We throw on our waders, set up our rods, and head toward the river to play what Western Rivers Flyfisher calls, “The Game.” It begins at the Legacy Bridge in Midway, UT, on the Middle Provo. It’s a perfect overcast day for trout hunting. The hatch is on. Little midges smaller than our smallest fly — thousands and thousands of them — hover along the surface.
I’m following Kigen, 33, a guide and employee at WRFF, along the riverbed. They call him “Doc.” He has a PhD in molecular biology, specializing in venomous snails. But it was fly fishing that got him hooked. In college, his buddies set him up one day with a rod on the Middle. For hours, he kept snagging something. He got excited thinking it was a fish, but alas, it was a rock. Nonetheless, he put aside his venomous snail lab coat and made waders his daily outfit of choice.
Then there’s Bryce, 31. He grew up spin fishing in Midway. At the mature age of 8, his dad set him up with fly gear. Fly fishing didn’t “get him” until he found himself at a job in his early 20s where he had to wear a tie. One day, he just left and went fly fishing. He moved to Colorado to become a fly guide, but couldn’t stay away from Utah. WRFF founder Steve Schmidt hired him, and he’s been working there ever since — 10 years now.

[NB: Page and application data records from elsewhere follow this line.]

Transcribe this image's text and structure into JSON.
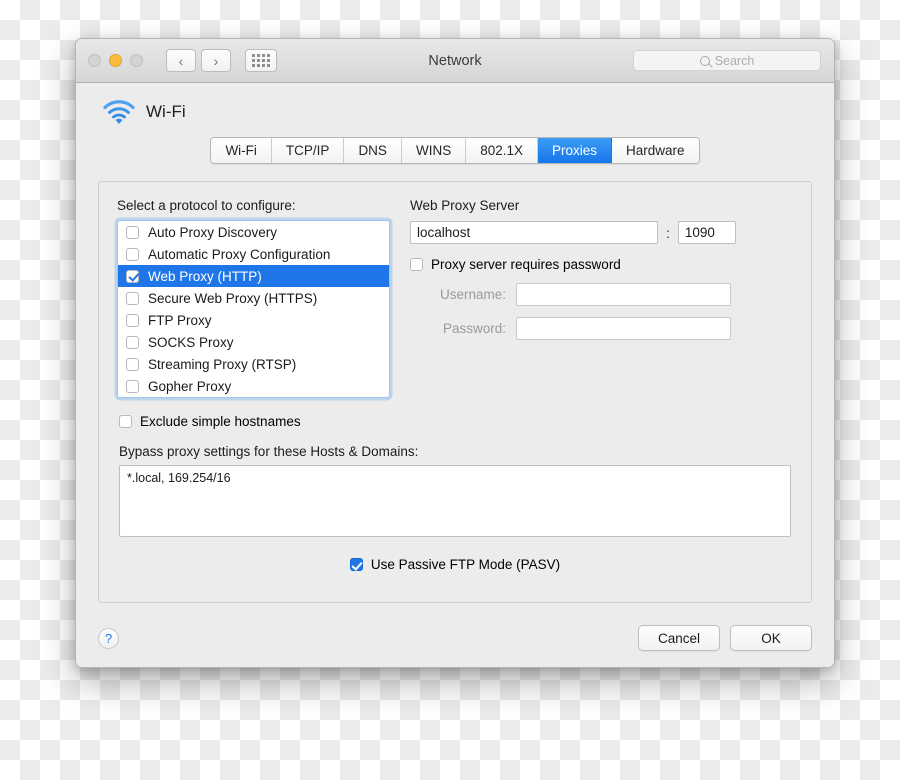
{
  "window": {
    "title": "Network",
    "search_placeholder": "Search",
    "traffic_lights": [
      "close",
      "minimize",
      "maximize"
    ],
    "nav_back": "‹",
    "nav_forward": "›"
  },
  "device": {
    "name": "Wi-Fi",
    "icon": "wifi-icon"
  },
  "tabs": [
    {
      "label": "Wi-Fi",
      "active": false
    },
    {
      "label": "TCP/IP",
      "active": false
    },
    {
      "label": "DNS",
      "active": false
    },
    {
      "label": "WINS",
      "active": false
    },
    {
      "label": "802.1X",
      "active": false
    },
    {
      "label": "Proxies",
      "active": true
    },
    {
      "label": "Hardware",
      "active": false
    }
  ],
  "protocols": {
    "label": "Select a protocol to configure:",
    "items": [
      {
        "label": "Auto Proxy Discovery",
        "checked": false,
        "selected": false
      },
      {
        "label": "Automatic Proxy Configuration",
        "checked": false,
        "selected": false
      },
      {
        "label": "Web Proxy (HTTP)",
        "checked": true,
        "selected": true
      },
      {
        "label": "Secure Web Proxy (HTTPS)",
        "checked": false,
        "selected": false
      },
      {
        "label": "FTP Proxy",
        "checked": false,
        "selected": false
      },
      {
        "label": "SOCKS Proxy",
        "checked": false,
        "selected": false
      },
      {
        "label": "Streaming Proxy (RTSP)",
        "checked": false,
        "selected": false
      },
      {
        "label": "Gopher Proxy",
        "checked": false,
        "selected": false
      }
    ]
  },
  "proxy_server": {
    "title": "Web Proxy Server",
    "host": "localhost",
    "separator": ":",
    "port": "1090",
    "requires_password_label": "Proxy server requires password",
    "requires_password_checked": false,
    "username_label": "Username:",
    "username_value": "",
    "password_label": "Password:",
    "password_value": ""
  },
  "bypass": {
    "exclude_label": "Exclude simple hostnames",
    "exclude_checked": false,
    "list_label": "Bypass proxy settings for these Hosts & Domains:",
    "list_value": "*.local, 169.254/16"
  },
  "pasv": {
    "label": "Use Passive FTP Mode (PASV)",
    "checked": true
  },
  "footer": {
    "help_label": "?",
    "cancel_label": "Cancel",
    "ok_label": "OK"
  },
  "colors": {
    "accent_blue": "#1f76e8",
    "tab_active": "#2a8cf0",
    "window_bg": "#ececec"
  }
}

We walk along the river. Kigen and Bryce are observing everything. Bryce hears a bird and starts talking about it — he’s a chuckar partridge hunter when he’s not fishing. Kigen sees some blue wing olives. “Did that come off the bush,” he asks Bryce. I asked Bryce why Kigen asked. He said that the mating bugs come off brush along the river and then lay their eggs on the water and die, hence the “spinner” bug you hear about. If it was a spinner, that would require a different fly than, say, an emerging BWO.
We’ve been out there for 30 minutes at this point, just observing and waiting for the rise. That’s part of The Game. Kigen and Bryce don’t just fish, they hunt. Finding that one rising fish when everyone thinks nymphing is the trick, is why they fish. Kigen even goes further, saying that watching a fish rise, honing in on it, and making one perfect cast to land him is the goal.
Since we see some spinners, Bryce and I stop to cast some soft hackle. But Kigen goes off to find that fish, the one he might just hunt all day. We pull out the line and start walking along the river to check out a riser Kigen just found.
“Found a gamer, Kigen?” Bryce asks.
“What’s that?” I ask.
“One willing to play,” he says with a grin. “I found one for you, Kigen, saw it rising twice now.”
Kigen slowly tip toes out into the river. This fish is being elusive. He has to try a couple flies before he lands him.
“Fishing’s fun whichever way you do it. We just enjoy this way,” he says about The Game.
For the next two hours, the guys help me catch the fish I want. We stalked, learned their ways, observed their rise and casted. I landed one, lost one, and got plenty skunked in those two hours.
After a while casting fly after fly into a pool of risers, I got disheartened. The sun came out and those pesky, picky Middle Provo fish wouldn’t have it.
“It’s time to hit pause on the game, we’ll get them next time,” Bryce says.
The Game is all about “enjoying the whole process leading up to that fish,” Bryce reminds me.